━━━━━ STORED DATA ━━━━━

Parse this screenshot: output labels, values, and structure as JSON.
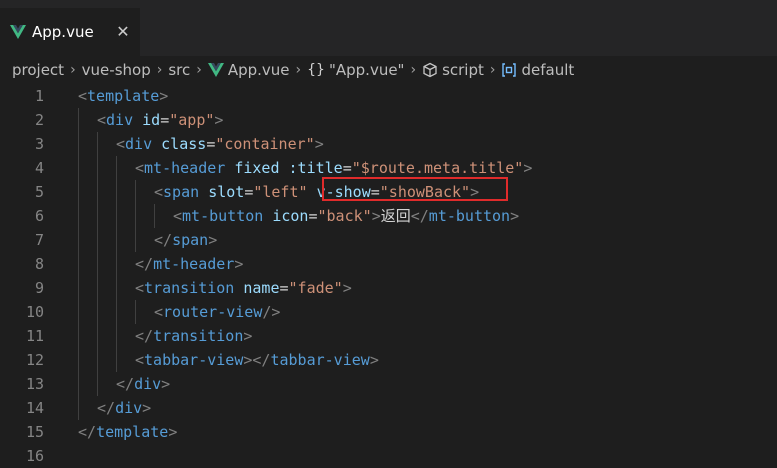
{
  "tab": {
    "label": "App.vue",
    "close_symbol": "✕"
  },
  "breadcrumb": {
    "items": [
      "project",
      "vue-shop",
      "src",
      "App.vue",
      "\"App.vue\"",
      "script",
      "default"
    ],
    "separator": "›"
  },
  "colors": {
    "vue_green": "#41b883",
    "vue_dark": "#35495e",
    "highlight_red": "#e02b2b"
  },
  "editor": {
    "lines": [
      {
        "n": "1",
        "indent": 0,
        "tokens": [
          [
            "p",
            "<"
          ],
          [
            "t",
            "template"
          ],
          [
            "p",
            ">"
          ]
        ]
      },
      {
        "n": "2",
        "indent": 1,
        "tokens": [
          [
            "p",
            "<"
          ],
          [
            "t",
            "div"
          ],
          [
            "s",
            " "
          ],
          [
            "a",
            "id"
          ],
          [
            "e",
            "="
          ],
          [
            "v",
            "\"app\""
          ],
          [
            "p",
            ">"
          ]
        ]
      },
      {
        "n": "3",
        "indent": 2,
        "tokens": [
          [
            "p",
            "<"
          ],
          [
            "t",
            "div"
          ],
          [
            "s",
            " "
          ],
          [
            "a",
            "class"
          ],
          [
            "e",
            "="
          ],
          [
            "v",
            "\"container\""
          ],
          [
            "p",
            ">"
          ]
        ]
      },
      {
        "n": "4",
        "indent": 3,
        "tokens": [
          [
            "p",
            "<"
          ],
          [
            "t",
            "mt-header"
          ],
          [
            "s",
            " "
          ],
          [
            "a",
            "fixed"
          ],
          [
            "s",
            " "
          ],
          [
            "a",
            ":title"
          ],
          [
            "e",
            "="
          ],
          [
            "v",
            "\"$route.meta.title\""
          ],
          [
            "p",
            ">"
          ]
        ]
      },
      {
        "n": "5",
        "indent": 4,
        "tokens": [
          [
            "p",
            "<"
          ],
          [
            "t",
            "span"
          ],
          [
            "s",
            " "
          ],
          [
            "a",
            "slot"
          ],
          [
            "e",
            "="
          ],
          [
            "v",
            "\"left\""
          ],
          [
            "s",
            " "
          ],
          [
            "a",
            "v-show"
          ],
          [
            "e",
            "="
          ],
          [
            "v",
            "\"showBack\""
          ],
          [
            "p",
            ">"
          ]
        ]
      },
      {
        "n": "6",
        "indent": 5,
        "tokens": [
          [
            "p",
            "<"
          ],
          [
            "t",
            "mt-button"
          ],
          [
            "s",
            " "
          ],
          [
            "a",
            "icon"
          ],
          [
            "e",
            "="
          ],
          [
            "v",
            "\"back\""
          ],
          [
            "p",
            ">"
          ],
          [
            "x",
            "返回"
          ],
          [
            "p",
            "</"
          ],
          [
            "t",
            "mt-button"
          ],
          [
            "p",
            ">"
          ]
        ]
      },
      {
        "n": "7",
        "indent": 4,
        "tokens": [
          [
            "p",
            "</"
          ],
          [
            "t",
            "span"
          ],
          [
            "p",
            ">"
          ]
        ]
      },
      {
        "n": "8",
        "indent": 3,
        "tokens": [
          [
            "p",
            "</"
          ],
          [
            "t",
            "mt-header"
          ],
          [
            "p",
            ">"
          ]
        ]
      },
      {
        "n": "9",
        "indent": 3,
        "tokens": [
          [
            "p",
            "<"
          ],
          [
            "t",
            "transition"
          ],
          [
            "s",
            " "
          ],
          [
            "a",
            "name"
          ],
          [
            "e",
            "="
          ],
          [
            "v",
            "\"fade\""
          ],
          [
            "p",
            ">"
          ]
        ]
      },
      {
        "n": "10",
        "indent": 4,
        "tokens": [
          [
            "p",
            "<"
          ],
          [
            "t",
            "router-view"
          ],
          [
            "p",
            "/>"
          ]
        ]
      },
      {
        "n": "11",
        "indent": 3,
        "tokens": [
          [
            "p",
            "</"
          ],
          [
            "t",
            "transition"
          ],
          [
            "p",
            ">"
          ]
        ]
      },
      {
        "n": "12",
        "indent": 3,
        "tokens": [
          [
            "p",
            "<"
          ],
          [
            "t",
            "tabbar-view"
          ],
          [
            "p",
            "></"
          ],
          [
            "t",
            "tabbar-view"
          ],
          [
            "p",
            ">"
          ]
        ]
      },
      {
        "n": "13",
        "indent": 2,
        "tokens": [
          [
            "p",
            "</"
          ],
          [
            "t",
            "div"
          ],
          [
            "p",
            ">"
          ]
        ]
      },
      {
        "n": "14",
        "indent": 1,
        "tokens": [
          [
            "p",
            "</"
          ],
          [
            "t",
            "div"
          ],
          [
            "p",
            ">"
          ]
        ]
      },
      {
        "n": "15",
        "indent": 0,
        "tokens": [
          [
            "p",
            "</"
          ],
          [
            "t",
            "template"
          ],
          [
            "p",
            ">"
          ]
        ]
      },
      {
        "n": "16",
        "indent": 0,
        "tokens": []
      }
    ]
  }
}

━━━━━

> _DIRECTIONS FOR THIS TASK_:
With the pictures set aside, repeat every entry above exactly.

> _EXERCISE OUTPUT_:
Parse this screenshot: output labels, values, and structure as JSON.
{
  "tab": {
    "label": "App.vue",
    "close_symbol": "✕"
  },
  "breadcrumb": {
    "items": [
      "project",
      "vue-shop",
      "src",
      "App.vue",
      "\"App.vue\"",
      "script",
      "default"
    ],
    "separator": "›"
  },
  "colors": {
    "vue_green": "#41b883",
    "vue_dark": "#35495e",
    "highlight_red": "#e02b2b"
  },
  "editor": {
    "lines": [
      {
        "n": "1",
        "indent": 0,
        "tokens": [
          [
            "p",
            "<"
          ],
          [
            "t",
            "template"
          ],
          [
            "p",
            ">"
          ]
        ]
      },
      {
        "n": "2",
        "indent": 1,
        "tokens": [
          [
            "p",
            "<"
          ],
          [
            "t",
            "div"
          ],
          [
            "s",
            " "
          ],
          [
            "a",
            "id"
          ],
          [
            "e",
            "="
          ],
          [
            "v",
            "\"app\""
          ],
          [
            "p",
            ">"
          ]
        ]
      },
      {
        "n": "3",
        "indent": 2,
        "tokens": [
          [
            "p",
            "<"
          ],
          [
            "t",
            "div"
          ],
          [
            "s",
            " "
          ],
          [
            "a",
            "class"
          ],
          [
            "e",
            "="
          ],
          [
            "v",
            "\"container\""
          ],
          [
            "p",
            ">"
          ]
        ]
      },
      {
        "n": "4",
        "indent": 3,
        "tokens": [
          [
            "p",
            "<"
          ],
          [
            "t",
            "mt-header"
          ],
          [
            "s",
            " "
          ],
          [
            "a",
            "fixed"
          ],
          [
            "s",
            " "
          ],
          [
            "a",
            ":title"
          ],
          [
            "e",
            "="
          ],
          [
            "v",
            "\"$route.meta.title\""
          ],
          [
            "p",
            ">"
          ]
        ]
      },
      {
        "n": "5",
        "indent": 4,
        "tokens": [
          [
            "p",
            "<"
          ],
          [
            "t",
            "span"
          ],
          [
            "s",
            " "
          ],
          [
            "a",
            "slot"
          ],
          [
            "e",
            "="
          ],
          [
            "v",
            "\"left\""
          ],
          [
            "s",
            " "
          ],
          [
            "a",
            "v-show"
          ],
          [
            "e",
            "="
          ],
          [
            "v",
            "\"showBack\""
          ],
          [
            "p",
            ">"
          ]
        ]
      },
      {
        "n": "6",
        "indent": 5,
        "tokens": [
          [
            "p",
            "<"
          ],
          [
            "t",
            "mt-button"
          ],
          [
            "s",
            " "
          ],
          [
            "a",
            "icon"
          ],
          [
            "e",
            "="
          ],
          [
            "v",
            "\"back\""
          ],
          [
            "p",
            ">"
          ],
          [
            "x",
            "返回"
          ],
          [
            "p",
            "</"
          ],
          [
            "t",
            "mt-button"
          ],
          [
            "p",
            ">"
          ]
        ]
      },
      {
        "n": "7",
        "indent": 4,
        "tokens": [
          [
            "p",
            "</"
          ],
          [
            "t",
            "span"
          ],
          [
            "p",
            ">"
          ]
        ]
      },
      {
        "n": "8",
        "indent": 3,
        "tokens": [
          [
            "p",
            "</"
          ],
          [
            "t",
            "mt-header"
          ],
          [
            "p",
            ">"
          ]
        ]
      },
      {
        "n": "9",
        "indent": 3,
        "tokens": [
          [
            "p",
            "<"
          ],
          [
            "t",
            "transition"
          ],
          [
            "s",
            " "
          ],
          [
            "a",
            "name"
          ],
          [
            "e",
            "="
          ],
          [
            "v",
            "\"fade\""
          ],
          [
            "p",
            ">"
          ]
        ]
      },
      {
        "n": "10",
        "indent": 4,
        "tokens": [
          [
            "p",
            "<"
          ],
          [
            "t",
            "router-view"
          ],
          [
            "p",
            "/>"
          ]
        ]
      },
      {
        "n": "11",
        "indent": 3,
        "tokens": [
          [
            "p",
            "</"
          ],
          [
            "t",
            "transition"
          ],
          [
            "p",
            ">"
          ]
        ]
      },
      {
        "n": "12",
        "indent": 3,
        "tokens": [
          [
            "p",
            "<"
          ],
          [
            "t",
            "tabbar-view"
          ],
          [
            "p",
            "></"
          ],
          [
            "t",
            "tabbar-view"
          ],
          [
            "p",
            ">"
          ]
        ]
      },
      {
        "n": "13",
        "indent": 2,
        "tokens": [
          [
            "p",
            "</"
          ],
          [
            "t",
            "div"
          ],
          [
            "p",
            ">"
          ]
        ]
      },
      {
        "n": "14",
        "indent": 1,
        "tokens": [
          [
            "p",
            "</"
          ],
          [
            "t",
            "div"
          ],
          [
            "p",
            ">"
          ]
        ]
      },
      {
        "n": "15",
        "indent": 0,
        "tokens": [
          [
            "p",
            "</"
          ],
          [
            "t",
            "template"
          ],
          [
            "p",
            ">"
          ]
        ]
      },
      {
        "n": "16",
        "indent": 0,
        "tokens": []
      }
    ]
  }
}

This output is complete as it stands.